The World Bank concluded that deals needed to be analysed hard-headedly for their economic viability. Just because a patch of soil is cheap doesn’t mean a farm will flourish there. There must be infrastructure, access to markets, a state that allows for reasonably transparent business transactions. Expectations could also be a problem.
These days, we imagine solutions to complex challenges can come overnight. But farms can take generations to establish. They rely on natural processes that resist artificial abbreviation, such as the wheeling of the seasons and the gestation of baby animals.
“We are expecting abundant food,” the government of Congo said. But by when? The South Africans headed there hope to restore Congo’s terribly depleted cattle stock, but that will take years of breeding.
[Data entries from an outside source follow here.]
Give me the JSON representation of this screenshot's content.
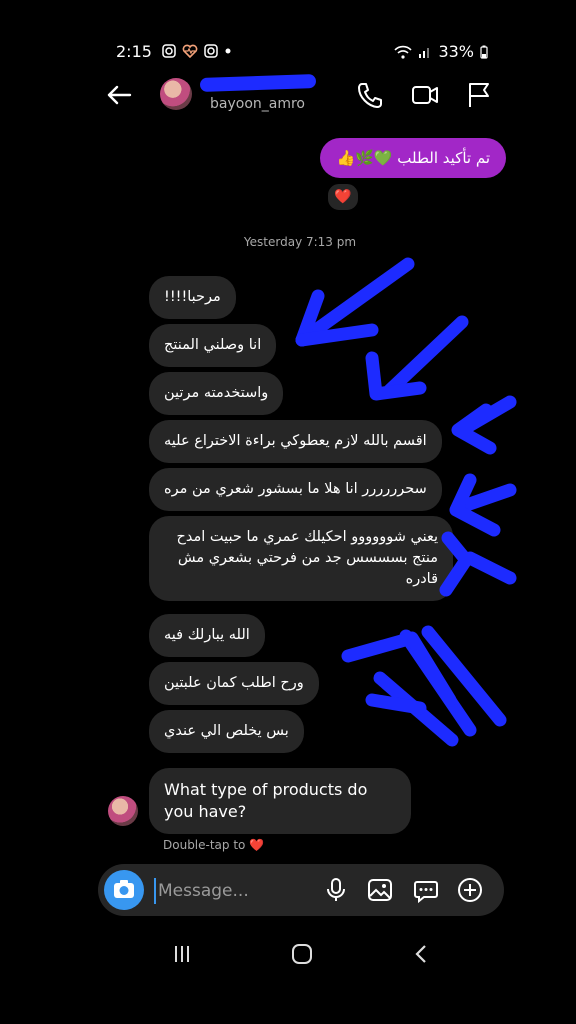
{
  "status": {
    "time": "2:15",
    "battery": "33%",
    "notification_icons": [
      "instagram-icon",
      "heart-pulse-icon",
      "instagram-icon",
      "dot-icon"
    ]
  },
  "header": {
    "username": "bayoon_amro",
    "icons": [
      "back-arrow-icon",
      "phone-icon",
      "video-icon",
      "flag-icon"
    ]
  },
  "conversation": {
    "sent_message": "تم تأكيد الطلب 💚🌿👍",
    "sent_reaction": "❤️",
    "timestamp": "Yesterday 7:13 pm",
    "received": [
      "مرحبا!!!!",
      "انا وصلني المنتج",
      "واستخدمته مرتين",
      "اقسم بالله لازم يعطوكي براءة الاختراع عليه",
      "سحرررررر انا هلا ما بسشور شعري من مره",
      "يعني شوووووو احكيلك عمري ما حبيت امدح منتج بسسسس جد من فرحتي بشعري مش قادره",
      "الله يبارلك فيه",
      "ورح اطلب كمان علبتين",
      "بس يخلص الي عندي",
      "What type of products do you have?"
    ],
    "double_tap_hint": "Double-tap to ❤️"
  },
  "composer": {
    "placeholder": "Message...",
    "icons": [
      "camera-icon",
      "microphone-icon",
      "gallery-icon",
      "sticker-icon",
      "plus-icon"
    ]
  },
  "colors": {
    "sent_bubble": "#a227c7",
    "received_bubble": "#262626",
    "camera_button": "#3897f0",
    "annotation": "#1d2bff"
  }
}
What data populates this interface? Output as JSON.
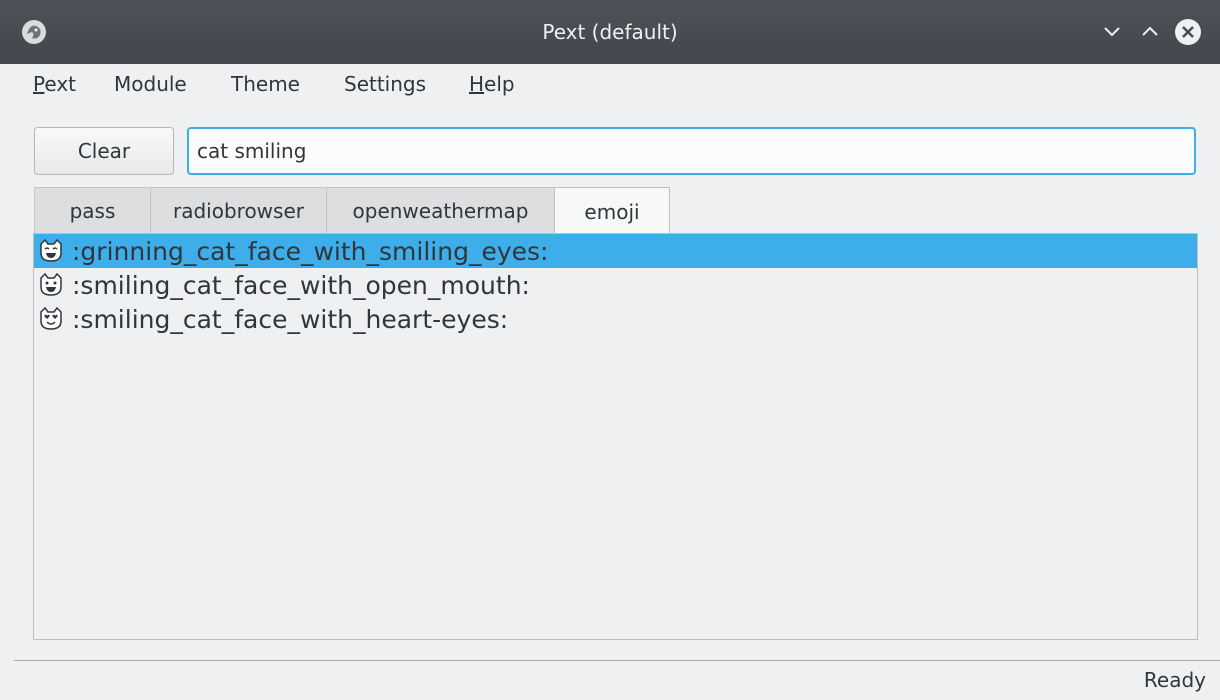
{
  "window": {
    "title": "Pext (default)",
    "icons": {
      "app": "pext-logo-icon",
      "minimize": "chevron-down-icon",
      "maximize": "chevron-up-icon",
      "close": "close-icon"
    }
  },
  "menu": {
    "items": [
      {
        "label": "Pext",
        "mnemonic": "P"
      },
      {
        "label": "Module"
      },
      {
        "label": "Theme"
      },
      {
        "label": "Settings"
      },
      {
        "label": "Help",
        "mnemonic": "H"
      }
    ]
  },
  "toolbar": {
    "clear_label": "Clear",
    "search_value": "cat smiling"
  },
  "tabs": [
    {
      "label": "pass",
      "active": false
    },
    {
      "label": "radiobrowser",
      "active": false
    },
    {
      "label": "openweathermap",
      "active": false
    },
    {
      "label": "emoji",
      "active": true
    }
  ],
  "results": [
    {
      "label": ":grinning_cat_face_with_smiling_eyes:",
      "icon": "grinning-cat-icon",
      "selected": true
    },
    {
      "label": ":smiling_cat_face_with_open_mouth:",
      "icon": "smiling-cat-icon",
      "selected": false
    },
    {
      "label": ":smiling_cat_face_with_heart-eyes:",
      "icon": "heart-eyes-cat-icon",
      "selected": false
    }
  ],
  "status": {
    "text": "Ready"
  },
  "colors": {
    "accent": "#3daee9",
    "titlebar": "#474b50",
    "background": "#eff0f1",
    "text": "#31363b"
  }
}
In Georgia, the farmers on my tour were startled to find that certain problems they had come to think of as peculiar to Africa also existed in Eastern Europe. Surveying the Georgian countryside, Frans Venter realised that, to quilt together a plot big enough to farm, “you’d have to work something out with the villagers” who own bits and pieces of land. He shook his head. “It’s the same as South Africa.”
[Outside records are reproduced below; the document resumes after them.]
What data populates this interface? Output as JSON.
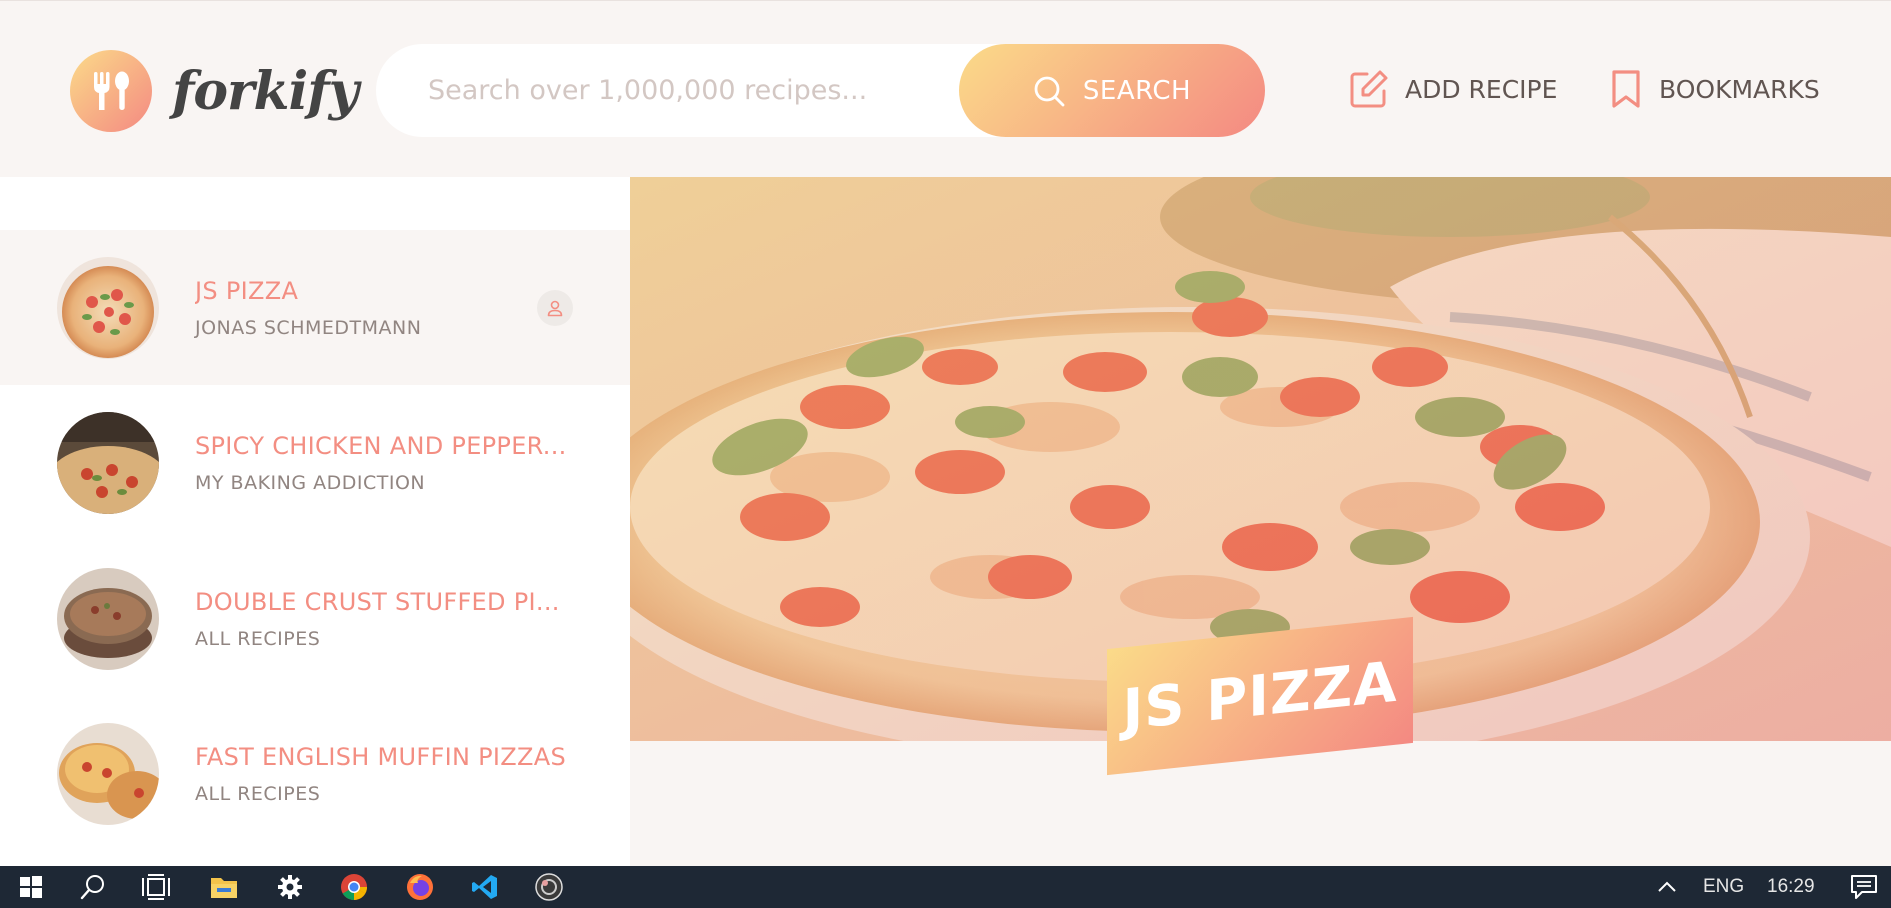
{
  "header": {
    "logo_text": "forkify",
    "search_placeholder": "Search over 1,000,000 recipes...",
    "search_button_label": "SEARCH",
    "nav": {
      "add_recipe_label": "ADD RECIPE",
      "bookmarks_label": "BOOKMARKS"
    }
  },
  "results": [
    {
      "title": "JS PIZZA",
      "publisher": "JONAS SCHMEDTMANN",
      "active": true,
      "user_generated": true
    },
    {
      "title": "SPICY CHICKEN AND PEPPER...",
      "publisher": "MY BAKING ADDICTION",
      "active": false,
      "user_generated": false
    },
    {
      "title": "DOUBLE CRUST STUFFED PI...",
      "publisher": "ALL RECIPES",
      "active": false,
      "user_generated": false
    },
    {
      "title": "FAST ENGLISH MUFFIN PIZZAS",
      "publisher": "ALL RECIPES",
      "active": false,
      "user_generated": false
    }
  ],
  "recipe": {
    "title": "JS PIZZA"
  },
  "taskbar": {
    "apps": [
      "start-icon",
      "search-icon",
      "task-view-icon",
      "file-explorer-icon",
      "settings-icon",
      "chrome-icon",
      "firefox-icon",
      "vscode-icon",
      "obs-icon"
    ],
    "language": "ENG",
    "time": "16:29"
  },
  "colors": {
    "accent_start": "#fbdb89",
    "accent_end": "#f48982",
    "title_color": "#f38e82",
    "text_color": "#615551",
    "taskbar_bg": "#1e2835"
  }
}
But, of course, the benefits farmers are looking for when they seek new pastures outside South Africa are not only economic. They are also emotional — which doesn’t necessarily make them unreasonable.
Photos: Madelene Cronjé, M&G
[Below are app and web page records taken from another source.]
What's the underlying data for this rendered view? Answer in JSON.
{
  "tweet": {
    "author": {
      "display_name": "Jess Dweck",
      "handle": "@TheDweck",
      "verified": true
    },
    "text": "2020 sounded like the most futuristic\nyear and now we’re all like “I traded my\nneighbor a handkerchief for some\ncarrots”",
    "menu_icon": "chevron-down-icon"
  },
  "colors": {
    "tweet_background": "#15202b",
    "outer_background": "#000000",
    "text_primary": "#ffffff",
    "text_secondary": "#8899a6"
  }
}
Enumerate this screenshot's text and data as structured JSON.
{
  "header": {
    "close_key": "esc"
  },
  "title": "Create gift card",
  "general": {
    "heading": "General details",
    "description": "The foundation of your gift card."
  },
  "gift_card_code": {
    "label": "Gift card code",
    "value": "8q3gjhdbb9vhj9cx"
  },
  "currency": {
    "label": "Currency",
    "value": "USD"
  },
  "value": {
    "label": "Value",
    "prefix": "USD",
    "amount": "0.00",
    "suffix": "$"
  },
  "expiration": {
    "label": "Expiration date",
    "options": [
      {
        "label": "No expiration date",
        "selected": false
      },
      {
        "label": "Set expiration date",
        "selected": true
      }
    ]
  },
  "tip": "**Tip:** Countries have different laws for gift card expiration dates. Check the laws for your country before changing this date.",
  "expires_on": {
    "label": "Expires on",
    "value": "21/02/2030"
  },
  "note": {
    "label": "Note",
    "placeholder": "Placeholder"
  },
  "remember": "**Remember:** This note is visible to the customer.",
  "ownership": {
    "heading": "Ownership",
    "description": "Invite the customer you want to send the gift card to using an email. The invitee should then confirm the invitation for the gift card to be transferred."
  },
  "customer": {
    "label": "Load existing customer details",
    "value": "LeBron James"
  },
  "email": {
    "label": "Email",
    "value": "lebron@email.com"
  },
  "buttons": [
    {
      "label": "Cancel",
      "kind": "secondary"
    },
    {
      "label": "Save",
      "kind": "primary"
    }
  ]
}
Most people want to know they are doing good with their lives. They yearn to see this confirmed not only in their bank balances, but also in the responses and the acknowledgements of the people around them. As a result of South Africa’s history, there is a general social understanding here that commercial farmers, although perhaps by now an economically necessary evil, are leading a lifestyle that is at least latently exploitative.
The farmers who go to Congo or Georgia hear the exact opposite message: they will be received as handymen, as appreciated experts, even as redeemers. Observing South African farmers in Georgia, it seemed to me that the chance to put on the robes of the healer could be, for the white South African accustomed to thinking of his broader social role as a destructive one, an incredibly powerful and healing experience.
Van Zyl passionately looked forward to putting on sheep-slaughtering demos for Georgian butchers, so somebody could benefit from the knowledge about sheep he had built up over a lifetime. His aide, Ben Stander, showed me a laptop full of technical soil analysis he wanted the Georgian government to take for free. Cultural wisdom must circulate in a society like blood in a body, and it was as if a plug that prevents Van Zyl and Stander from freely passing on their heritage in South Africa had broken loose; their sense of relief and pleasure was palpable.
Francois Venter (no relation to Frans) and his wife Juanita told me they wanted to invest in Georgia even if the agricultural opportunities turned out not to be so hot. Francois might get into construction, to improve the local architecture. “Those crappy buildings?” he said, flinging his arm around a Georgian official and pointing to some of the loathed Soviet-era apartment blocks. “I want to push them down to the ground!”
“Great!” said the Georgian official gamely.
Juanita had been shaken by how grey Georgia looked, especially the cities. So she had started thinking of a florist shop. “I want to give them flowers so they’ll see things are pretty, still,” she said. “I think if there’s colour around them, they’ll feel happier.”
Eve Fairbanks is an American writer living in South Africa as a fellow of the Institute of Current World Affairs